Many of the machines available today are equipped with full CNC controls and can be optimized to include force or table travel monitoring, data logging and recording of all welds for quality assurance and tracking purposes. Machine precision in construction and functionality are prerequisites for the quality of the welds as well as durability and longevity of the machine itself.

Operator expertise
While CNC-controlled machines facilitate the task of the operating personnel by calculating the machine settings based on material type and overall surface to be welded, operators must pay attention to some principles to assure quality welds. These include:

  • Welding surfaces: All welding surfaces must be clean, especially when welding sheet because sheet butt fusion machines do not incorporate surface preparation, which is performed with the facing/planning operation in pipe welding.
  • Condition of heating element: Element surfaces should have clean anti-stick coating, free of residue and easily release hot melt. Elements should be cleaned and recoated when necessary. Residue on the element can contaminate the weld zone and lead to weld failure.
  • Verification of welding parameters: When changing parameters, welds should be tested and validated. It is also good practice to validate welds with newly received sheet lots.

The strength of a process-controlled butt weld allows for making larger size sheets or reclamation of smaller pieces into workable sizes. In addition, today’s sheet butt welding technology allows for welding of 90º corners, proving versatile in fabrication of tanks and closed channels. Vacuum clamps hold the vertical sheet in place, sometimes accompanied by mechanical clamps, while the horizontal piece is aligned against the setting bar. Welding temperatures, pressures and cycle times are generally the same as horizontal sheet-to-sheet welding.

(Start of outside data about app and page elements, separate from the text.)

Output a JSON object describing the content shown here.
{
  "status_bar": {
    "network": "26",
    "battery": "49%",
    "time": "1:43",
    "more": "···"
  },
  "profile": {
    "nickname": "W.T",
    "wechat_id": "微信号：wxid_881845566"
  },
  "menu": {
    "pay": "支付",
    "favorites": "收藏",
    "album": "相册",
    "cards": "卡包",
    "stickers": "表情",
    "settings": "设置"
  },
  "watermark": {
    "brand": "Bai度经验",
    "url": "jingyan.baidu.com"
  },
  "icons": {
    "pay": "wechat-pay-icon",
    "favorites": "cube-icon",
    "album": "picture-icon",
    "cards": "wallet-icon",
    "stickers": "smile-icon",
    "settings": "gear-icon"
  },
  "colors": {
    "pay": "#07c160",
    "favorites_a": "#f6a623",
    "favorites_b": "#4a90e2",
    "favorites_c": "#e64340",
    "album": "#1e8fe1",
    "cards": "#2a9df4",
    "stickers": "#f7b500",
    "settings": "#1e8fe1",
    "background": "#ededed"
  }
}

Example of 90 degree corner welding using a Wegener SC101.
Example of 90 degree corner welding using a Wegener SC101.
Another popular use of sheet butt welding is safe and reliable fabrication of cylinders. While thinner gauge sheet is typically butt welded into cylinders without additional auxiliary equipment, some sheet butt welding machines can be equipped with semi-automatic sheet rolling devices. These are especially beneficial for welding cylinders made with thicker gauge sheet material and large diameter cylinders.
Benefits of butt welding
Compared to manual processes such as hot air or extrusion welding, the benefits of butt welding are unmatched. The butt welding process is faster and less dependent on operator expertise, is fully repeatable for consistent production and the welding parameters are much more precise. Manual processes further require a welding rod, introducing a secondary material into the weld zone and using hot air, which causes higher joint stresses. Combined with process accuracy, the butt welding technology produces weld qualities that allow butt welded materials to be used as regular sheet.
Example of cylinder fabrication using a Wegener SM348 with sheet roller.
Example of cylinder fabrication using a Wegener SM348 with sheet roller.
Sheet butt welding is performed to produce larger sheet than what can be extruded or molded by conventional methods, to easily and safely fabricate cylinders, to recover scrap and to efficiently make corners for tanks or closed channels. Today’s applications not only include PP, PE and PVC/CPVC as well as PVDF materials, but customized specialty butt welders are available for UHMWPE, fluoropolymers, various types of olefin or vinyl foams and materials with different geometries such as high side wall (i.e., pallets), corrugated/hollow wall or anchor sheet.
Tanks fabricated using the sheet butt welding process.
Tanks fabricated using the sheet butt welding process.
Advancements in the range of standard and customized butt fusion machines available today are continuously expanding existing fabrication capabilities, allowing companies to improve quality, gain efficiency and pursue new and unique markets to expand their business.
Leah Dockter is responsible for technical sales and marketing for WEGENER Welding, LLC. For additional information, contact WEGENER Welding, LLC, 16W301 South Frontage Road, Burr Ridge, IL 60527-5804, (630) 789-0990, fax (630) 789-1380, info@wegenerwelding.com or www.wegenerwelding.com.